As a country that has ratified core international human rights treaties, Sri Lanka has an international obligation to ensure that its higher education sector meets the standards set out in those treaties. However, due to a lack of normative recognition accorded at constitutional, legislative and policy levels, attempts at conformity with the aforementioned standards have been ad hoc and reactive. Consequently, whereas quality assurance mechanisms pertaining to state institutions are still in formative stages, private educational institutions have sprung up in the country without any effective scrutiny as to quality. The main method of challenging the standards of private institutions has been to reject the graduates from the said institutions.
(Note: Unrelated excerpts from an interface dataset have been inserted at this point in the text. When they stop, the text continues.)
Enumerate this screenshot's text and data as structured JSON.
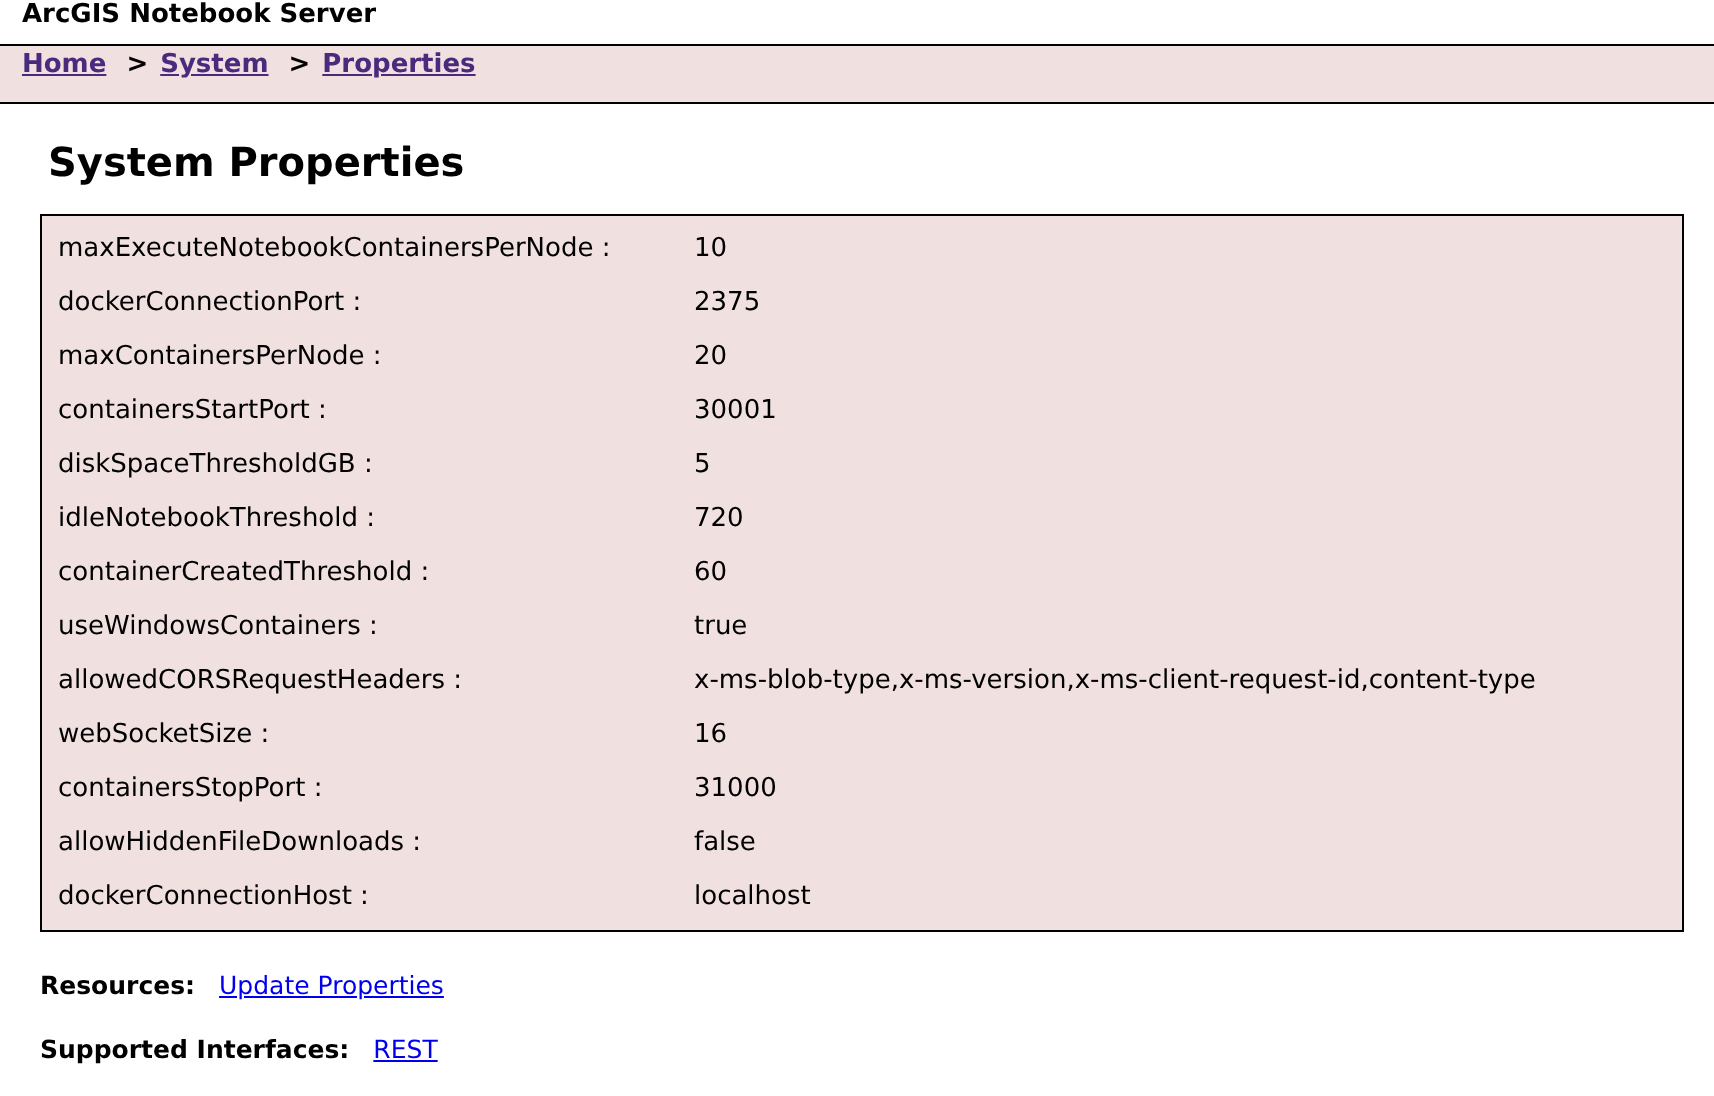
{
  "header": {
    "title": "ArcGIS Notebook Server"
  },
  "breadcrumb": [
    {
      "label": "Home"
    },
    {
      "separator": ">",
      "label": "System"
    },
    {
      "separator": ">",
      "label": "Properties"
    }
  ],
  "page_title": "System Properties",
  "properties": [
    {
      "name": "maxExecuteNotebookContainersPerNode :",
      "value": "10"
    },
    {
      "name": "dockerConnectionPort :",
      "value": "2375"
    },
    {
      "name": "maxContainersPerNode :",
      "value": "20"
    },
    {
      "name": "containersStartPort :",
      "value": "30001"
    },
    {
      "name": "diskSpaceThresholdGB :",
      "value": "5"
    },
    {
      "name": "idleNotebookThreshold :",
      "value": "720"
    },
    {
      "name": "containerCreatedThreshold :",
      "value": "60"
    },
    {
      "name": "useWindowsContainers :",
      "value": "true"
    },
    {
      "name": "allowedCORSRequestHeaders :",
      "value": "x-ms-blob-type,x-ms-version,x-ms-client-request-id,content-type"
    },
    {
      "name": "webSocketSize :",
      "value": "16"
    },
    {
      "name": "containersStopPort :",
      "value": "31000"
    },
    {
      "name": "allowHiddenFileDownloads :",
      "value": "false"
    },
    {
      "name": "dockerConnectionHost :",
      "value": "localhost"
    }
  ],
  "resources": {
    "label": "Resources:",
    "links": [
      "Update Properties"
    ]
  },
  "supported_interfaces": {
    "label": "Supported Interfaces:",
    "links": [
      "REST"
    ]
  }
}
This article explores the parameters of higher education as a state obligation under international human rights law, whereby the state is required simultaneously to be a provider of higher education and a facilitator of other providers to ensure that availability, accessibility, acceptability and adaptability of higher education are upheld. Establishment of a mechanism equipped to make human rights based transformations to the higher education sector of Sri Lanka is suggested to redress the deficiencies in setting standards for private higher educational institutions by the state.